In June an older brother died. Bob was the father to 3 amazing children and had a devoted wife of 30+ years. Living in Florida, away from family I did not realize all the medical issues Bob was dealing with on a day to day basis. His mobility was hampered by both heart issues and severe back pain. This was a man who ran a maintenance company with his sons and was out doing landscaping and home repairs even though he dealt with pain and weakness. You could say he was stoic. It was not until his memorial services and talking with his wife that I realized she too was a caregiver. I found out we have more in common than I ever knew.

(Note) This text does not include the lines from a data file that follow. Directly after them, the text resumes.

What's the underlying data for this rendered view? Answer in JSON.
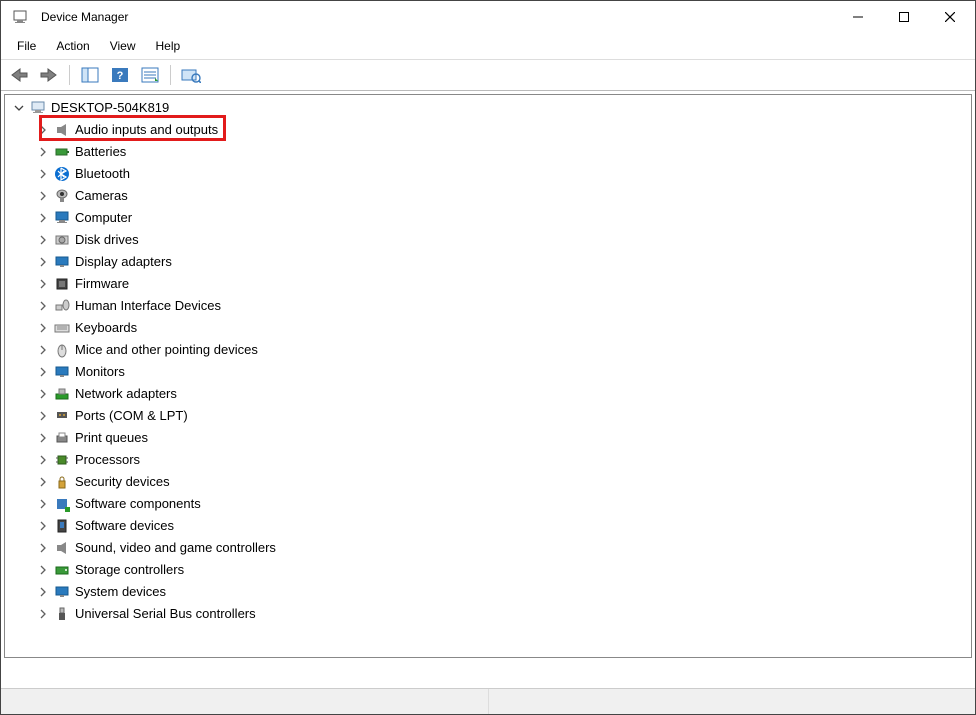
{
  "window": {
    "title": "Device Manager"
  },
  "menu": {
    "file": "File",
    "action": "Action",
    "view": "View",
    "help": "Help"
  },
  "tree": {
    "root": "DESKTOP-504K819",
    "items": [
      "Audio inputs and outputs",
      "Batteries",
      "Bluetooth",
      "Cameras",
      "Computer",
      "Disk drives",
      "Display adapters",
      "Firmware",
      "Human Interface Devices",
      "Keyboards",
      "Mice and other pointing devices",
      "Monitors",
      "Network adapters",
      "Ports (COM & LPT)",
      "Print queues",
      "Processors",
      "Security devices",
      "Software components",
      "Software devices",
      "Sound, video and game controllers",
      "Storage controllers",
      "System devices",
      "Universal Serial Bus controllers"
    ]
  },
  "highlighted_index": 0
}
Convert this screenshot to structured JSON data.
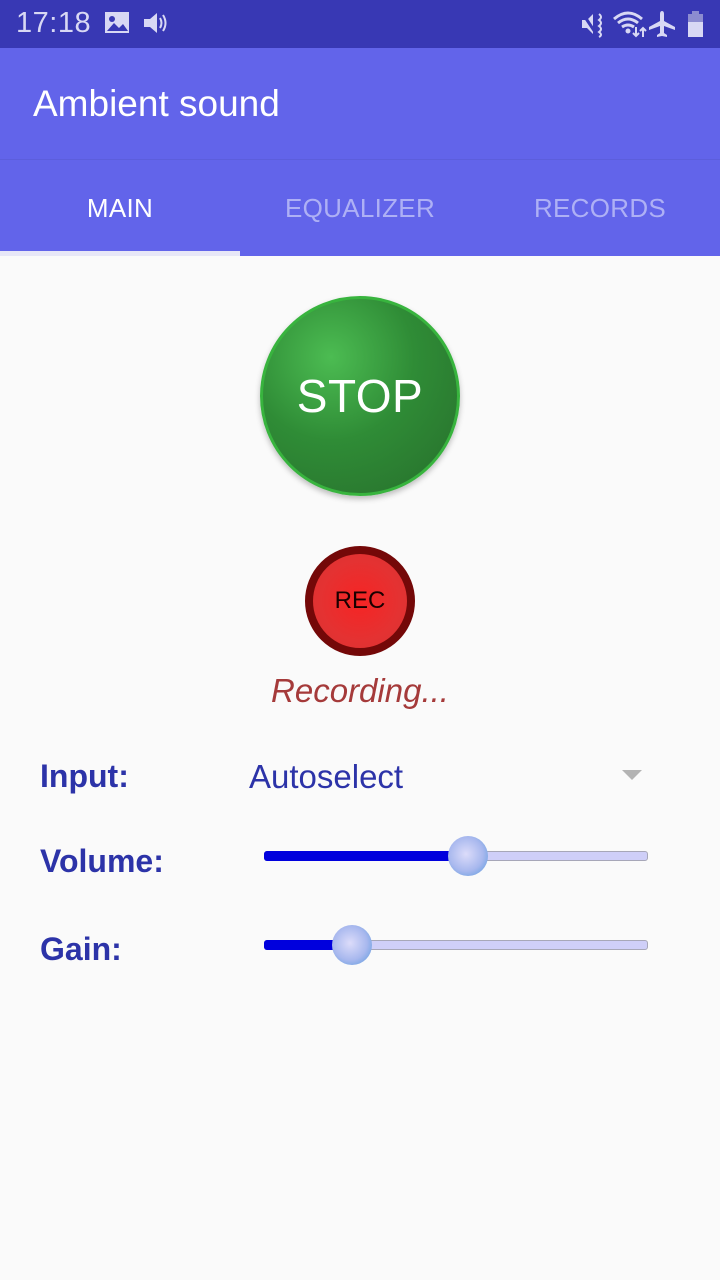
{
  "status_bar": {
    "time": "17:18",
    "left_icons": [
      "image-icon",
      "volume-icon"
    ],
    "right_icons": [
      "vibrate-mute-icon",
      "wifi-icon",
      "airplane-icon",
      "battery-icon"
    ]
  },
  "app_bar": {
    "title": "Ambient sound"
  },
  "tabs": [
    {
      "label": "MAIN",
      "active": true
    },
    {
      "label": "EQUALIZER",
      "active": false
    },
    {
      "label": "RECORDS",
      "active": false
    }
  ],
  "main": {
    "stop_button": {
      "label": "STOP"
    },
    "rec_button": {
      "label": "REC"
    },
    "rec_status": "Recording...",
    "input": {
      "label": "Input:",
      "value": "Autoselect"
    },
    "volume": {
      "label": "Volume:",
      "value": 0.53
    },
    "gain": {
      "label": "Gain:",
      "value": 0.23
    }
  },
  "colors": {
    "status_bar": "#3838b4",
    "primary": "#6264ea",
    "label_text": "#2c33a8",
    "stop_green": "#2f8c36",
    "rec_red": "#e43232",
    "recording_text": "#a53a3a",
    "slider_fill": "#0000dd"
  }
}
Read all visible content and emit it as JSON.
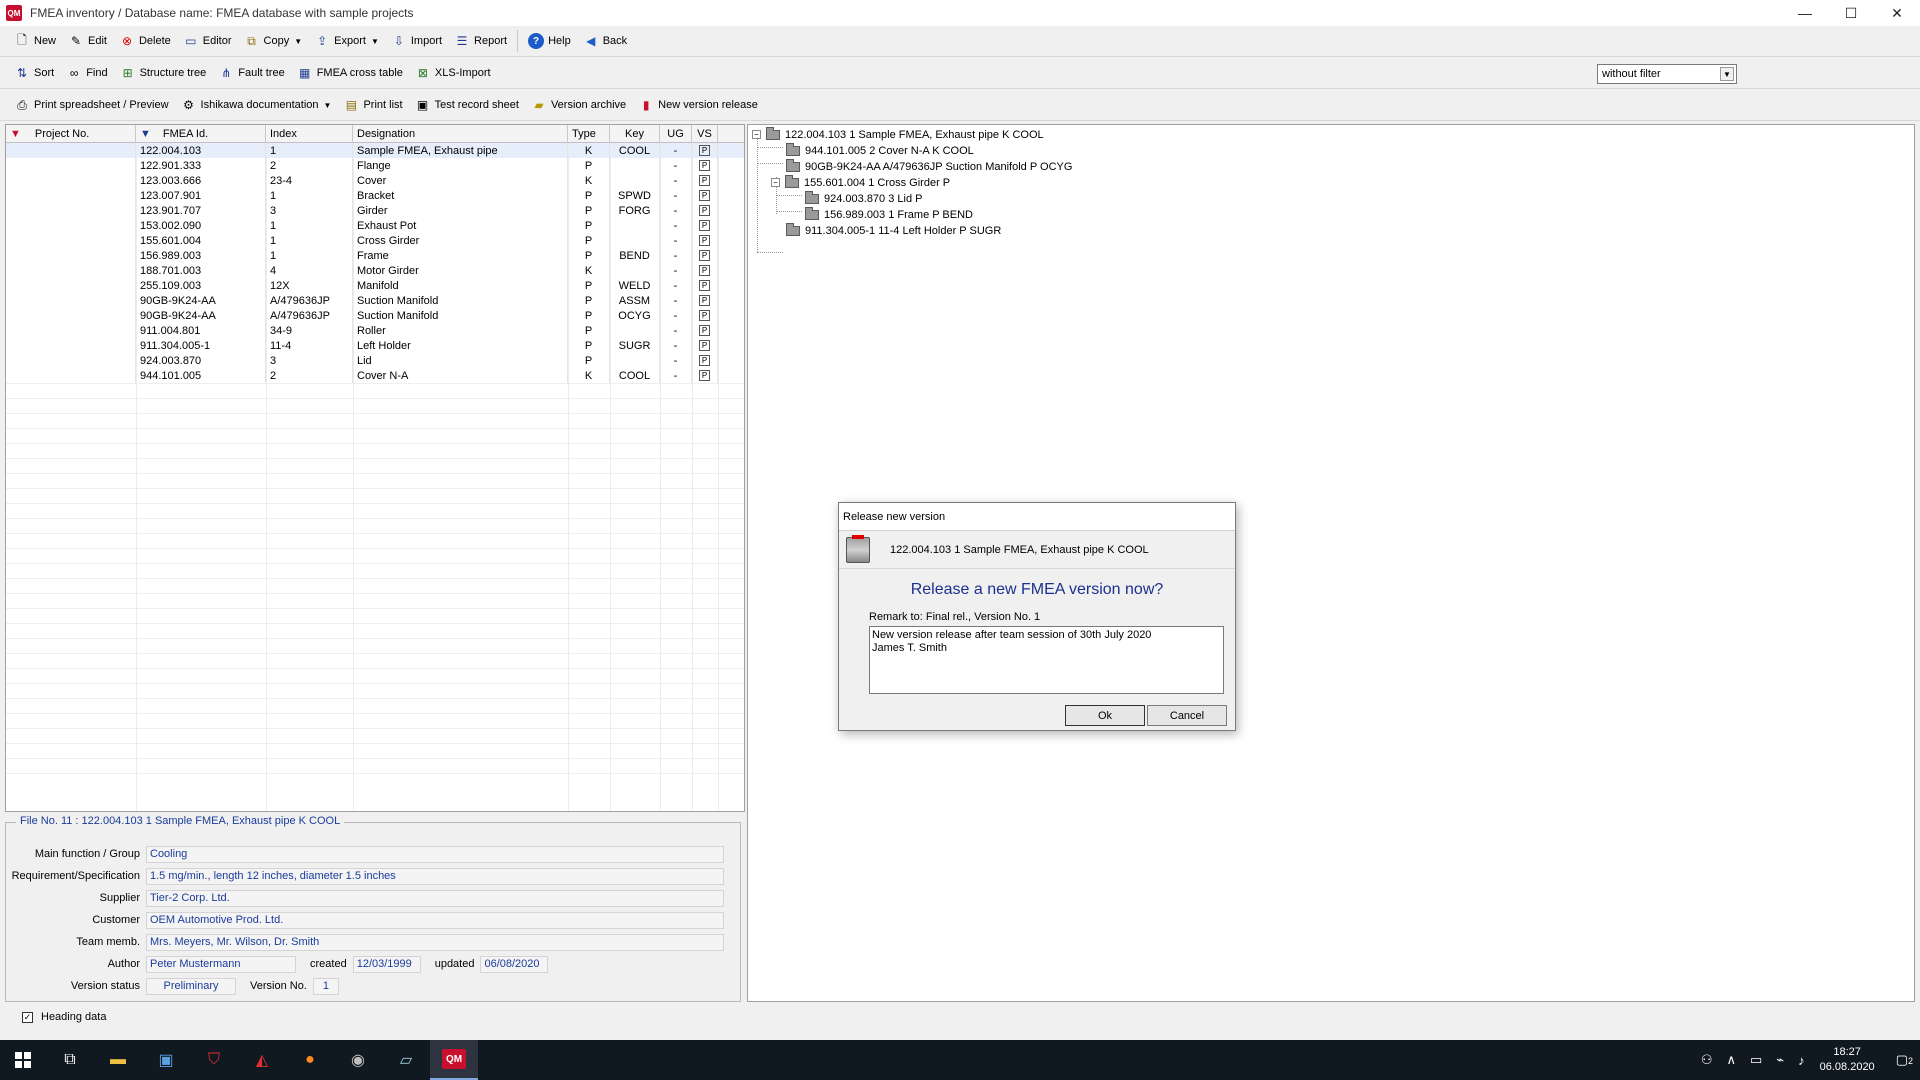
{
  "window": {
    "logo": "QM",
    "title": "FMEA inventory / Database name: FMEA database with sample projects",
    "controls": [
      "—",
      "☐",
      "✕"
    ]
  },
  "toolbar1": [
    {
      "label": "New",
      "icon": "new-doc-icon"
    },
    {
      "label": "Edit",
      "icon": "edit-icon"
    },
    {
      "label": "Delete",
      "icon": "delete-icon"
    },
    {
      "label": "Editor",
      "icon": "editor-icon"
    },
    {
      "label": "Copy",
      "icon": "copy-icon"
    },
    {
      "label": "Export",
      "icon": "export-icon"
    },
    {
      "label": "Import",
      "icon": "import-icon"
    },
    {
      "label": "Report",
      "icon": "report-icon"
    },
    {
      "label": "Help",
      "icon": "help-icon"
    },
    {
      "label": "Back",
      "icon": "back-arrow-icon"
    }
  ],
  "toolbar2": [
    {
      "label": "Sort",
      "icon": "sort-icon"
    },
    {
      "label": "Find",
      "icon": "binoculars-icon"
    },
    {
      "label": "Structure tree",
      "icon": "structure-tree-icon"
    },
    {
      "label": "Fault tree",
      "icon": "fault-tree-icon"
    },
    {
      "label": "FMEA cross table",
      "icon": "cross-table-icon"
    },
    {
      "label": "XLS-Import",
      "icon": "xls-icon"
    }
  ],
  "filter": {
    "value": "without filter"
  },
  "toolbar3": [
    {
      "label": "Print spreadsheet / Preview",
      "icon": "printer-icon"
    },
    {
      "label": "Ishikawa documentation",
      "icon": "ishikawa-icon"
    },
    {
      "label": "Print list",
      "icon": "print-list-icon"
    },
    {
      "label": "Test record sheet",
      "icon": "test-record-icon"
    },
    {
      "label": "Version archive",
      "icon": "archive-icon"
    },
    {
      "label": "New version release",
      "icon": "version-release-icon"
    }
  ],
  "grid": {
    "columns": [
      "Project No.",
      "FMEA Id.",
      "Index",
      "Designation",
      "Type",
      "Key",
      "UG",
      "VS"
    ],
    "rows": [
      {
        "fmea": "122.004.103",
        "index": "1",
        "designation": "Sample FMEA, Exhaust pipe",
        "type": "K",
        "key": "COOL",
        "ug": "-",
        "vs": "P"
      },
      {
        "fmea": "122.901.333",
        "index": "2",
        "designation": "Flange",
        "type": "P",
        "key": "",
        "ug": "-",
        "vs": "P"
      },
      {
        "fmea": "123.003.666",
        "index": "23-4",
        "designation": "Cover",
        "type": "K",
        "key": "",
        "ug": "-",
        "vs": "P"
      },
      {
        "fmea": "123.007.901",
        "index": "1",
        "designation": "Bracket",
        "type": "P",
        "key": "SPWD",
        "ug": "-",
        "vs": "P"
      },
      {
        "fmea": "123.901.707",
        "index": "3",
        "designation": "Girder",
        "type": "P",
        "key": "FORG",
        "ug": "-",
        "vs": "P"
      },
      {
        "fmea": "153.002.090",
        "index": "1",
        "designation": "Exhaust Pot",
        "type": "P",
        "key": "",
        "ug": "-",
        "vs": "P"
      },
      {
        "fmea": "155.601.004",
        "index": "1",
        "designation": "Cross Girder",
        "type": "P",
        "key": "",
        "ug": "-",
        "vs": "P"
      },
      {
        "fmea": "156.989.003",
        "index": "1",
        "designation": "Frame",
        "type": "P",
        "key": "BEND",
        "ug": "-",
        "vs": "P"
      },
      {
        "fmea": "188.701.003",
        "index": "4",
        "designation": "Motor Girder",
        "type": "K",
        "key": "",
        "ug": "-",
        "vs": "P"
      },
      {
        "fmea": "255.109.003",
        "index": "12X",
        "designation": "Manifold",
        "type": "P",
        "key": "WELD",
        "ug": "-",
        "vs": "P"
      },
      {
        "fmea": "90GB-9K24-AA",
        "index": "A/479636JP",
        "designation": "Suction Manifold",
        "type": "P",
        "key": "ASSM",
        "ug": "-",
        "vs": "P"
      },
      {
        "fmea": "90GB-9K24-AA",
        "index": "A/479636JP",
        "designation": "Suction Manifold",
        "type": "P",
        "key": "OCYG",
        "ug": "-",
        "vs": "P"
      },
      {
        "fmea": "911.004.801",
        "index": "34-9",
        "designation": "Roller",
        "type": "P",
        "key": "",
        "ug": "-",
        "vs": "P"
      },
      {
        "fmea": "911.304.005-1",
        "index": "11-4",
        "designation": "Left Holder",
        "type": "P",
        "key": "SUGR",
        "ug": "-",
        "vs": "P"
      },
      {
        "fmea": "924.003.870",
        "index": "3",
        "designation": "Lid",
        "type": "P",
        "key": "",
        "ug": "-",
        "vs": "P"
      },
      {
        "fmea": "944.101.005",
        "index": "2",
        "designation": "Cover N-A",
        "type": "K",
        "key": "COOL",
        "ug": "-",
        "vs": "P"
      }
    ]
  },
  "tree": {
    "nodes": [
      {
        "label": "122.004.103  1  Sample FMEA, Exhaust pipe  K  COOL",
        "toggle": "−"
      },
      {
        "label": "944.101.005  2  Cover N-A  K  COOL",
        "toggle": ""
      },
      {
        "label": "90GB-9K24-AA  A/479636JP  Suction Manifold  P  OCYG",
        "toggle": ""
      },
      {
        "label": "155.601.004  1  Cross Girder  P",
        "toggle": "−"
      },
      {
        "label": "924.003.870  3  Lid  P",
        "toggle": ""
      },
      {
        "label": "156.989.003  1  Frame  P  BEND",
        "toggle": ""
      },
      {
        "label": "911.304.005-1  11-4  Left Holder  P  SUGR",
        "toggle": ""
      }
    ]
  },
  "heading": {
    "title": "File No.  11 :   122.004.103  1  Sample FMEA, Exhaust pipe  K  COOL",
    "main_function_label": "Main function / Group",
    "main_function": "Cooling",
    "requirement_label": "Requirement/Specification",
    "requirement": "1.5 mg/min., length 12 inches, diameter 1.5 inches",
    "supplier_label": "Supplier",
    "supplier": "Tier-2 Corp. Ltd.",
    "customer_label": "Customer",
    "customer": "OEM Automotive Prod. Ltd.",
    "team_label": "Team memb.",
    "team": "Mrs. Meyers, Mr. Wilson, Dr. Smith",
    "author_label": "Author",
    "author": "Peter Mustermann",
    "created_label": "created",
    "created": "12/03/1999",
    "updated_label": "updated",
    "updated": "06/08/2020",
    "version_status_label": "Version status",
    "version_status": "Preliminary",
    "version_no_label": "Version No.",
    "version_no": "1"
  },
  "heading_checkbox": {
    "label": "Heading data",
    "checked": "✓"
  },
  "dialog": {
    "title": "Release new version",
    "header": "122.004.103  1  Sample FMEA, Exhaust pipe  K  COOL",
    "question": "Release a new FMEA version now?",
    "remark_label": "Remark to: Final rel., Version No. 1",
    "remark_text": "New version release after team session of 30th July 2020\nJames T. Smith",
    "ok": "Ok",
    "cancel": "Cancel"
  },
  "taskbar": {
    "app_badge": "QM",
    "time": "18:27",
    "date": "06.08.2020",
    "notification_count": "2"
  }
}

He visited a specialist in Boston who biopsied a stubborn spot on his ribs. In August I got a phone call from his oncologist letting me know he was going to need chemo again for a new lymph node that was affected. At that point I started the planning to once again return to NH to help him through another round of chemo. Trying to manage from Florida gets stressful for him and I just needed to be there for him.
The transition to NH was well orchestrated and had only a few obstacles. Packing your personal possessions in a 5x5 storage unit and the remainder in the back of your equinox takes a skill that I have totally surpassed. I actually like organizing, purging and packing. There is a lot less junk in my life. Ron likes this newly organized me and was 100% along for the journey. He dealt with my frustration, planning and focus to be there for Dad.
Not many men would pack up and move their lives for the cold north so that a father-in-law can have a sense of assurance that he can make it through a round of chemo. But Ron did and I think he had a good time doing it.
Many 85 year olds would not have tolerated what he did but be it being stoic or stubborn, he did it. Are you seeing a pattern here, stoic runs in the family? Ron included. You just have to do it, is our motto.
The holidays were beautiful and valuable time was spent with family. I have to mention that we stayed with my sister and brother-in-law while in NH. They welcomed us into their lives for 2 + months and even included us in their Christmas stocking tradition. Can’t tell you how that touched my heart. It was a culmination of yet another journey that was more than I expected.
Then the New Year, back to a dose of brain tumor reality, Ron’s yearly MRI results. Appointment to see his neurosurgeon fell on January 2, the beginning of a major New England snowstorm. I had the great plan to pack and head back south. The packing went smoothly, but the traveling was tough. Determined to at least make it to Boston was the first step. Got there in twice the time but we did it. The appointment time was moved up to accommodate the weather. Now hearing the results you reiterate in your head over and over. “Film looks great, see you in a year.” I had that little voice tell me a few times, symptoms don’t always show before MRI changes. But my positive-self, won again. We were heading south, all 1500 miles. The storm cooperated and the travel gods were in my favor the entire way.
As you can see it has been a year of putting the effects of his brain tumor in perspective. Other major events occur and you adapt and notice the things that were major obstacles are now acclimated into our lives.
With a New Year there comes a new focus to share hope and inspire others to do the same. Happy 2014. We don’t know what is on the journey ahead of us but we can make it our best.